╭─ Provided information
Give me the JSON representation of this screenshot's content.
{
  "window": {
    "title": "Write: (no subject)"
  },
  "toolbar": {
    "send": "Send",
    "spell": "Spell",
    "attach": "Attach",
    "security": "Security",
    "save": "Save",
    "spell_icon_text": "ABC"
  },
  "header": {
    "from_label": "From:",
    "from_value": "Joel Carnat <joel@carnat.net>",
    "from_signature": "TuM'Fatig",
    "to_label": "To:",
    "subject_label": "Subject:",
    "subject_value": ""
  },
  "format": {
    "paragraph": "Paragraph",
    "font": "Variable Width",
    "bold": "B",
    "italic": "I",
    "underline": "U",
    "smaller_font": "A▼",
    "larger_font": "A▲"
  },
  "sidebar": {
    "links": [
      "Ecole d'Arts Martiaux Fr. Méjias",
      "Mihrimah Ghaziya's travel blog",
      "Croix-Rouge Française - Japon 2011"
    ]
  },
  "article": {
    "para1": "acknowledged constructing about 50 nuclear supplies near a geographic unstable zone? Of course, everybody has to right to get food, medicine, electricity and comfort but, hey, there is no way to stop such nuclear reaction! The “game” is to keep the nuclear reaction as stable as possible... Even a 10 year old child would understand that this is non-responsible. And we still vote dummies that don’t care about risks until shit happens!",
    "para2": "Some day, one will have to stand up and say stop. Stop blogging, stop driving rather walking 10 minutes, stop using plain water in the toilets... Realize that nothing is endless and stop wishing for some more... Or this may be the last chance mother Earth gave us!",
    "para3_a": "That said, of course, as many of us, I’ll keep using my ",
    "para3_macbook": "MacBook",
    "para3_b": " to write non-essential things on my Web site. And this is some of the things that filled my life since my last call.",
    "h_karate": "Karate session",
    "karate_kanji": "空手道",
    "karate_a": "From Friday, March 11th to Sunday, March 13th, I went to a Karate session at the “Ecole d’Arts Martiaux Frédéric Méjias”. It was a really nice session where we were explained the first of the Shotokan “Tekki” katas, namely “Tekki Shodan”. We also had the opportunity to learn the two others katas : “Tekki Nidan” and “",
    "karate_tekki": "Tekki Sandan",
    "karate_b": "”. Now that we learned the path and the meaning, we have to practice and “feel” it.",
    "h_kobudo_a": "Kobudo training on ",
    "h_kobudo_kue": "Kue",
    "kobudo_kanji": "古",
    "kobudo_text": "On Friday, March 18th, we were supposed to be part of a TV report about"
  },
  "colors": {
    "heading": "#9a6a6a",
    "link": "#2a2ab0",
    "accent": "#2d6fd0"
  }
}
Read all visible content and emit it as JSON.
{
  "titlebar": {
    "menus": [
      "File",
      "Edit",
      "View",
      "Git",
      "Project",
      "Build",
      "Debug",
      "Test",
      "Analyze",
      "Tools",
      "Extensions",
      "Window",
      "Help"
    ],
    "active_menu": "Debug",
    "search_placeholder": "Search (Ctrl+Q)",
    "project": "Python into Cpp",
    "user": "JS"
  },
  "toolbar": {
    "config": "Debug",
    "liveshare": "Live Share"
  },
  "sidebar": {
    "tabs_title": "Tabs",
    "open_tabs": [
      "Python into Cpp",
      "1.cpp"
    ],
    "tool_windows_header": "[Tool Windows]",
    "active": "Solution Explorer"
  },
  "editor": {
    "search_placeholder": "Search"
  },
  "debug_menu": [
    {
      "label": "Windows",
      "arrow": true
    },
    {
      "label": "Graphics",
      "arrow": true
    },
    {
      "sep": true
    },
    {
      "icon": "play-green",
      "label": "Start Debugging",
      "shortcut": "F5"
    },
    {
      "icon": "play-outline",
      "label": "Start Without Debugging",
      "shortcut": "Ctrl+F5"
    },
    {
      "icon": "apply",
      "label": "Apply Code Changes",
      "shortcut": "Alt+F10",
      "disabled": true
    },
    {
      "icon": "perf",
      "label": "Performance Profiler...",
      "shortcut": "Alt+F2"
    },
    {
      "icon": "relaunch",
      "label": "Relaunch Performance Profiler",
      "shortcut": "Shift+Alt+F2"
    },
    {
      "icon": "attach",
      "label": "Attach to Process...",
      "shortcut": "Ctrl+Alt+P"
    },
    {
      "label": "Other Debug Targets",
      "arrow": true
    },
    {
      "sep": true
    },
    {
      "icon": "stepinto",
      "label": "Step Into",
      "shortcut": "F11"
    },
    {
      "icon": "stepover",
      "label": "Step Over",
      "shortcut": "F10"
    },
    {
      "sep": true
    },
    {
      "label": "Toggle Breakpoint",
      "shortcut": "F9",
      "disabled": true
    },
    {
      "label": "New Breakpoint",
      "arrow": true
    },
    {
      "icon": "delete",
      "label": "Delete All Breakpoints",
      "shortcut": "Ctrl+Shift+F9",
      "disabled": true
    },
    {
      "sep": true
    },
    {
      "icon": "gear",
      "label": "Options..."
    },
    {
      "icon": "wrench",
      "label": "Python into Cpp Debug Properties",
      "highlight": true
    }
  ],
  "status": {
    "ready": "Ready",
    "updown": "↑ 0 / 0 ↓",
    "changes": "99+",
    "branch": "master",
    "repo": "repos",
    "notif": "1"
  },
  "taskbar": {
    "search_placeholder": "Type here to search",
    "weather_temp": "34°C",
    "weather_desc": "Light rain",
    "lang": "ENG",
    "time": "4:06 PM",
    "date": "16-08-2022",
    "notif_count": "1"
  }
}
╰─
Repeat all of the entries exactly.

:: Problem solution ::
Give me the JSON representation of this screenshot's content.
{
  "window": {
    "title": "Write: (no subject)"
  },
  "toolbar": {
    "send": "Send",
    "spell": "Spell",
    "attach": "Attach",
    "security": "Security",
    "save": "Save",
    "spell_icon_text": "ABC"
  },
  "header": {
    "from_label": "From:",
    "from_value": "Joel Carnat <joel@carnat.net>",
    "from_signature": "TuM'Fatig",
    "to_label": "To:",
    "subject_label": "Subject:",
    "subject_value": ""
  },
  "format": {
    "paragraph": "Paragraph",
    "font": "Variable Width",
    "bold": "B",
    "italic": "I",
    "underline": "U",
    "smaller_font": "A▼",
    "larger_font": "A▲"
  },
  "sidebar": {
    "links": [
      "Ecole d'Arts Martiaux Fr. Méjias",
      "Mihrimah Ghaziya's travel blog",
      "Croix-Rouge Française - Japon 2011"
    ]
  },
  "article": {
    "para1": "acknowledged constructing about 50 nuclear supplies near a geographic unstable zone? Of course, everybody has to right to get food, medicine, electricity and comfort but, hey, there is no way to stop such nuclear reaction! The “game” is to keep the nuclear reaction as stable as possible... Even a 10 year old child would understand that this is non-responsible. And we still vote dummies that don’t care about risks until shit happens!",
    "para2": "Some day, one will have to stand up and say stop. Stop blogging, stop driving rather walking 10 minutes, stop using plain water in the toilets... Realize that nothing is endless and stop wishing for some more... Or this may be the last chance mother Earth gave us!",
    "para3_a": "That said, of course, as many of us, I’ll keep using my ",
    "para3_macbook": "MacBook",
    "para3_b": " to write non-essential things on my Web site. And this is some of the things that filled my life since my last call.",
    "h_karate": "Karate session",
    "karate_kanji": "空手道",
    "karate_a": "From Friday, March 11th to Sunday, March 13th, I went to a Karate session at the “Ecole d’Arts Martiaux Frédéric Méjias”. It was a really nice session where we were explained the first of the Shotokan “Tekki” katas, namely “Tekki Shodan”. We also had the opportunity to learn the two others katas : “Tekki Nidan” and “",
    "karate_tekki": "Tekki Sandan",
    "karate_b": "”. Now that we learned the path and the meaning, we have to practice and “feel” it.",
    "h_kobudo_a": "Kobudo training on ",
    "h_kobudo_kue": "Kue",
    "kobudo_kanji": "古",
    "kobudo_text": "On Friday, March 18th, we were supposed to be part of a TV report about"
  },
  "colors": {
    "heading": "#9a6a6a",
    "link": "#2a2ab0",
    "accent": "#2d6fd0"
  }
}
Read all visible content and emit it as JSON.
{
  "titlebar": {
    "menus": [
      "File",
      "Edit",
      "View",
      "Git",
      "Project",
      "Build",
      "Debug",
      "Test",
      "Analyze",
      "Tools",
      "Extensions",
      "Window",
      "Help"
    ],
    "active_menu": "Debug",
    "search_placeholder": "Search (Ctrl+Q)",
    "project": "Python into Cpp",
    "user": "JS"
  },
  "toolbar": {
    "config": "Debug",
    "liveshare": "Live Share"
  },
  "sidebar": {
    "tabs_title": "Tabs",
    "open_tabs": [
      "Python into Cpp",
      "1.cpp"
    ],
    "tool_windows_header": "[Tool Windows]",
    "active": "Solution Explorer"
  },
  "editor": {
    "search_placeholder": "Search"
  },
  "debug_menu": [
    {
      "label": "Windows",
      "arrow": true
    },
    {
      "label": "Graphics",
      "arrow": true
    },
    {
      "sep": true
    },
    {
      "icon": "play-green",
      "label": "Start Debugging",
      "shortcut": "F5"
    },
    {
      "icon": "play-outline",
      "label": "Start Without Debugging",
      "shortcut": "Ctrl+F5"
    },
    {
      "icon": "apply",
      "label": "Apply Code Changes",
      "shortcut": "Alt+F10",
      "disabled": true
    },
    {
      "icon": "perf",
      "label": "Performance Profiler...",
      "shortcut": "Alt+F2"
    },
    {
      "icon": "relaunch",
      "label": "Relaunch Performance Profiler",
      "shortcut": "Shift+Alt+F2"
    },
    {
      "icon": "attach",
      "label": "Attach to Process...",
      "shortcut": "Ctrl+Alt+P"
    },
    {
      "label": "Other Debug Targets",
      "arrow": true
    },
    {
      "sep": true
    },
    {
      "icon": "stepinto",
      "label": "Step Into",
      "shortcut": "F11"
    },
    {
      "icon": "stepover",
      "label": "Step Over",
      "shortcut": "F10"
    },
    {
      "sep": true
    },
    {
      "label": "Toggle Breakpoint",
      "shortcut": "F9",
      "disabled": true
    },
    {
      "label": "New Breakpoint",
      "arrow": true
    },
    {
      "icon": "delete",
      "label": "Delete All Breakpoints",
      "shortcut": "Ctrl+Shift+F9",
      "disabled": true
    },
    {
      "sep": true
    },
    {
      "icon": "gear",
      "label": "Options..."
    },
    {
      "icon": "wrench",
      "label": "Python into Cpp Debug Properties",
      "highlight": true
    }
  ],
  "status": {
    "ready": "Ready",
    "updown": "↑ 0 / 0 ↓",
    "changes": "99+",
    "branch": "master",
    "repo": "repos",
    "notif": "1"
  },
  "taskbar": {
    "search_placeholder": "Type here to search",
    "weather_temp": "34°C",
    "weather_desc": "Light rain",
    "lang": "ENG",
    "time": "4:06 PM",
    "date": "16-08-2022",
    "notif_count": "1"
  }
}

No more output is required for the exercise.